Supplied material: Begin

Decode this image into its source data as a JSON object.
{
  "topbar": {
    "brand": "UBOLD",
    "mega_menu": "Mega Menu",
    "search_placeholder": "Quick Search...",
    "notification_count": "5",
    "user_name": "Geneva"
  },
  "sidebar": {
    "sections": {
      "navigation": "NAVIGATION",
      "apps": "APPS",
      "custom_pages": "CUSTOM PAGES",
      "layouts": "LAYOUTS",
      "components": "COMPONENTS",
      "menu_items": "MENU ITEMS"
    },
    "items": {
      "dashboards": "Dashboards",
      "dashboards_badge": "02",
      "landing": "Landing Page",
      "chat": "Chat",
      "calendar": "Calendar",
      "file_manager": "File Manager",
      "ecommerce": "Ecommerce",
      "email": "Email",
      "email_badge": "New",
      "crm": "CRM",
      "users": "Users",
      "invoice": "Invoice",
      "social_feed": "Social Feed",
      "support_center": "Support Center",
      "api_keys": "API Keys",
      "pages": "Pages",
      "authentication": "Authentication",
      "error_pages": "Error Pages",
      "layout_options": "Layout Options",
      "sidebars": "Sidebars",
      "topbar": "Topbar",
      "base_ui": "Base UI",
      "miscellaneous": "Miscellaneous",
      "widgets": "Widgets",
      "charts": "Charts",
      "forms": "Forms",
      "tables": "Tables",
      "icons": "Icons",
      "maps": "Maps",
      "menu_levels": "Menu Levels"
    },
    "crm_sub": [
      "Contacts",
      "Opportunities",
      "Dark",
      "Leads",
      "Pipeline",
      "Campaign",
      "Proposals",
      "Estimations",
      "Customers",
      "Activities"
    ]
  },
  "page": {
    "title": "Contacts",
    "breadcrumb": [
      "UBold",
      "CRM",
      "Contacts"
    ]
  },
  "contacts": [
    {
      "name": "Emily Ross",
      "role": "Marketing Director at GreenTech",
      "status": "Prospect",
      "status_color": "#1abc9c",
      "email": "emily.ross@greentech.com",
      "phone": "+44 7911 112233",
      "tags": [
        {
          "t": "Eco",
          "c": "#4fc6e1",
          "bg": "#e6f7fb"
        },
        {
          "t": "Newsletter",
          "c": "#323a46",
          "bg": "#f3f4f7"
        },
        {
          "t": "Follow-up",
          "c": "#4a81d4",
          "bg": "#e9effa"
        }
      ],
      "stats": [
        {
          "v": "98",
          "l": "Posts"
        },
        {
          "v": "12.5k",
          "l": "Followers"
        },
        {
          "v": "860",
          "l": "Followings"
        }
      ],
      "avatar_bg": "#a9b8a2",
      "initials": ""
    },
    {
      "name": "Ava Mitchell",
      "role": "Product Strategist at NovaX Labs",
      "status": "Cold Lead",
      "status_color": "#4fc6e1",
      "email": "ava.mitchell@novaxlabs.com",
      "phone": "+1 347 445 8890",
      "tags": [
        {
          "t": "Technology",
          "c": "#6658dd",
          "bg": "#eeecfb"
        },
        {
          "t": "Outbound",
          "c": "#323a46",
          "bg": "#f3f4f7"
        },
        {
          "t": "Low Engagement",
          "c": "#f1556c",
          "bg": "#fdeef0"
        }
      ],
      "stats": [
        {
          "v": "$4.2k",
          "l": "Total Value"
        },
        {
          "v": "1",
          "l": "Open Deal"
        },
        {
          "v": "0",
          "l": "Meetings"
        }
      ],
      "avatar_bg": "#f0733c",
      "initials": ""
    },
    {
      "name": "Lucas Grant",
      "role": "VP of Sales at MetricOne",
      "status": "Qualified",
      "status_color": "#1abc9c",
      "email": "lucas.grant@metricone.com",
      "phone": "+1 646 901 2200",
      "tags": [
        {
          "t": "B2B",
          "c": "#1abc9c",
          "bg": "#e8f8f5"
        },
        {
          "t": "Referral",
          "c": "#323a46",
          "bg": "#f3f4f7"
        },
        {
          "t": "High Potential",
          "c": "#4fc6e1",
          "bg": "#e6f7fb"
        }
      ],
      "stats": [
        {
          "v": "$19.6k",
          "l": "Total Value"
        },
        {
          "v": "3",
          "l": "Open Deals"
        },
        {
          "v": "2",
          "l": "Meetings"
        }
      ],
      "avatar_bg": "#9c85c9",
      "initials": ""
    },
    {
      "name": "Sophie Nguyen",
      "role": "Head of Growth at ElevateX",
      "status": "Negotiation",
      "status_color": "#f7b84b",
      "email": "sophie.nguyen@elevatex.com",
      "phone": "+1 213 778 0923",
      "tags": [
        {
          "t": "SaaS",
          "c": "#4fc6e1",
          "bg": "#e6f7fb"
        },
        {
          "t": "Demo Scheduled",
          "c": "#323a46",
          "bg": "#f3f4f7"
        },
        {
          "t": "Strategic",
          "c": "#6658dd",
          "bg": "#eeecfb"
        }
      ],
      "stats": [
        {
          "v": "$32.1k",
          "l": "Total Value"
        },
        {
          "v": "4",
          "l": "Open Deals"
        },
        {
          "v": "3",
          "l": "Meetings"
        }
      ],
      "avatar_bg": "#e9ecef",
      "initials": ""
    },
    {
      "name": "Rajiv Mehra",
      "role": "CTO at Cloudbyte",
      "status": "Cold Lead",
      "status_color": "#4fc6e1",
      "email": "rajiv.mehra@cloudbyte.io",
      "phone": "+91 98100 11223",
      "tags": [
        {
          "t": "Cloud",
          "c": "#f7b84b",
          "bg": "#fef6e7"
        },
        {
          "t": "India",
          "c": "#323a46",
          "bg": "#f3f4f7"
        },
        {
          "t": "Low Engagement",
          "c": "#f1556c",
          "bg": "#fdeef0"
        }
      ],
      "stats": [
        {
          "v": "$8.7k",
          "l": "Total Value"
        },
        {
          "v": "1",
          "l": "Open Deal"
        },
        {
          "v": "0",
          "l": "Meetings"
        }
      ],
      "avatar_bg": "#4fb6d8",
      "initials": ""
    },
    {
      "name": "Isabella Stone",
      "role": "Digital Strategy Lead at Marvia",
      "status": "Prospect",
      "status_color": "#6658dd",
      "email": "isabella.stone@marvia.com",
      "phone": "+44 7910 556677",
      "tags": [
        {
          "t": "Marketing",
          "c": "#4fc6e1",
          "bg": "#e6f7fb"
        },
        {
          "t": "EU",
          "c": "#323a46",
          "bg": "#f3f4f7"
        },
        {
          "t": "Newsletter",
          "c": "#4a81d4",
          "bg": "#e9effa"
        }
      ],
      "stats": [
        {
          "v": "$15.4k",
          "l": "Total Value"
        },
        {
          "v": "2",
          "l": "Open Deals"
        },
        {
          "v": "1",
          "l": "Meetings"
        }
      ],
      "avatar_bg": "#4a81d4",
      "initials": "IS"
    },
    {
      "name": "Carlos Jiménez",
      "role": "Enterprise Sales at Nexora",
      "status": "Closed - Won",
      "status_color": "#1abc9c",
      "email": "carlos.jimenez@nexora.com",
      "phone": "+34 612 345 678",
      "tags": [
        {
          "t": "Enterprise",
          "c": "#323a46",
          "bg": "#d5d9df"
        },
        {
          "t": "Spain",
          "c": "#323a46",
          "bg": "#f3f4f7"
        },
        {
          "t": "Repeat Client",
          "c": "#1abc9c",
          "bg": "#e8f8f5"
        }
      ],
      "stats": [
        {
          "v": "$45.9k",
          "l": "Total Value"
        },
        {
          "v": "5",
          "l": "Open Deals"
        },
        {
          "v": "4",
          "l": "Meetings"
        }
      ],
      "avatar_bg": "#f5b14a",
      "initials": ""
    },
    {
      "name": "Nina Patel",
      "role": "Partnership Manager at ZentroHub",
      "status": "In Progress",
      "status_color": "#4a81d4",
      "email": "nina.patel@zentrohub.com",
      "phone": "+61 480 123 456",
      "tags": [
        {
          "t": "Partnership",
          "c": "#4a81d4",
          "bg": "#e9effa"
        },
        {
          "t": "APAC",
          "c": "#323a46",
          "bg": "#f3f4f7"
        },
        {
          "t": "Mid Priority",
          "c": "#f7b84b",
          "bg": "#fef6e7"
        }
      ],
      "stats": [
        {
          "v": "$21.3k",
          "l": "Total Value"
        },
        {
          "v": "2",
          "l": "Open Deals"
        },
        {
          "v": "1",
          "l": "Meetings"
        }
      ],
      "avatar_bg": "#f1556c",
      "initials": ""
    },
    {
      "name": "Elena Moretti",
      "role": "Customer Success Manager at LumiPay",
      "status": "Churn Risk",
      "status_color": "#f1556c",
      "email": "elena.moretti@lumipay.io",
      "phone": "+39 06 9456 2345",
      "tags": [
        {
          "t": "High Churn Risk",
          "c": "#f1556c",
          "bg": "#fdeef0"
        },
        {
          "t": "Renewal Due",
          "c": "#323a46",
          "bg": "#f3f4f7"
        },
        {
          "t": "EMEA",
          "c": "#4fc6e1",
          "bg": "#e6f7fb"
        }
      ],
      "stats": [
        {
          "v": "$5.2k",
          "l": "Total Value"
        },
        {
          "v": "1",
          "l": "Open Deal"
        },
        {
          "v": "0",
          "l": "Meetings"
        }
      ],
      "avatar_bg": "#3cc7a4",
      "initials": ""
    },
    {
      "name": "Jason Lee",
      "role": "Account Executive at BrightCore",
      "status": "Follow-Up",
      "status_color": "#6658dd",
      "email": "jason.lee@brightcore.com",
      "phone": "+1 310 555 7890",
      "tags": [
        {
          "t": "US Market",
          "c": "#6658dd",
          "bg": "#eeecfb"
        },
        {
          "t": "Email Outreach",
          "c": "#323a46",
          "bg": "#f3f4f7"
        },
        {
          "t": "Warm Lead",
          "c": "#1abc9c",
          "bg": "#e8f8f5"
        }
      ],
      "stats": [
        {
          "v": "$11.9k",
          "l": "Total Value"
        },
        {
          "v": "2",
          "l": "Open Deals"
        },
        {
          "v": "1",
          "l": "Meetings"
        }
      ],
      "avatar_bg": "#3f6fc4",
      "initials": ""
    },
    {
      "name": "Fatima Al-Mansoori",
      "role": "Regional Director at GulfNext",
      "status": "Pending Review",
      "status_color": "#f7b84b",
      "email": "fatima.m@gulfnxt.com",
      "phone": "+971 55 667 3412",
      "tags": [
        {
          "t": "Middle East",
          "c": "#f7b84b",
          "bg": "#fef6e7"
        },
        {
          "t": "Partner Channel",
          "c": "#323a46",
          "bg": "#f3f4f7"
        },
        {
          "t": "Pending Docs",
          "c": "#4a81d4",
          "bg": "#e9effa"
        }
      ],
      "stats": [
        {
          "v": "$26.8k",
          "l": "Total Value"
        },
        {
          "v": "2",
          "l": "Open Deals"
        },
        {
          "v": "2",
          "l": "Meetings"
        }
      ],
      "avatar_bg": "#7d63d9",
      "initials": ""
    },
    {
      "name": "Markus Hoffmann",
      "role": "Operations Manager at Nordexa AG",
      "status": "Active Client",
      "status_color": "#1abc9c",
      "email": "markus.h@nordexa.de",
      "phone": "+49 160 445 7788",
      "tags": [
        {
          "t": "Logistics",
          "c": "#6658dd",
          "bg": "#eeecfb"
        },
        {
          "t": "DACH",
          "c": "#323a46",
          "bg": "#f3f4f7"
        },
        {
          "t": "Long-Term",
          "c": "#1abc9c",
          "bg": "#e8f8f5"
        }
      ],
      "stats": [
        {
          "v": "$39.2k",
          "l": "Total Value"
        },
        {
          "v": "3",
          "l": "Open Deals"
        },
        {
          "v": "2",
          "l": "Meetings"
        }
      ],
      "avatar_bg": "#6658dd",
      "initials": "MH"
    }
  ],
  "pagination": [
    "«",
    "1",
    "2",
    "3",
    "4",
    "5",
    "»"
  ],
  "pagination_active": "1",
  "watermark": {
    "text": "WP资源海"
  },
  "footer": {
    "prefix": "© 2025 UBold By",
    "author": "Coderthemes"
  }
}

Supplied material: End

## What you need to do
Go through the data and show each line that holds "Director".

## Response to this exercise
      "role": "Marketing Director at GreenTech",
      "role": "Regional Director at GulfNext",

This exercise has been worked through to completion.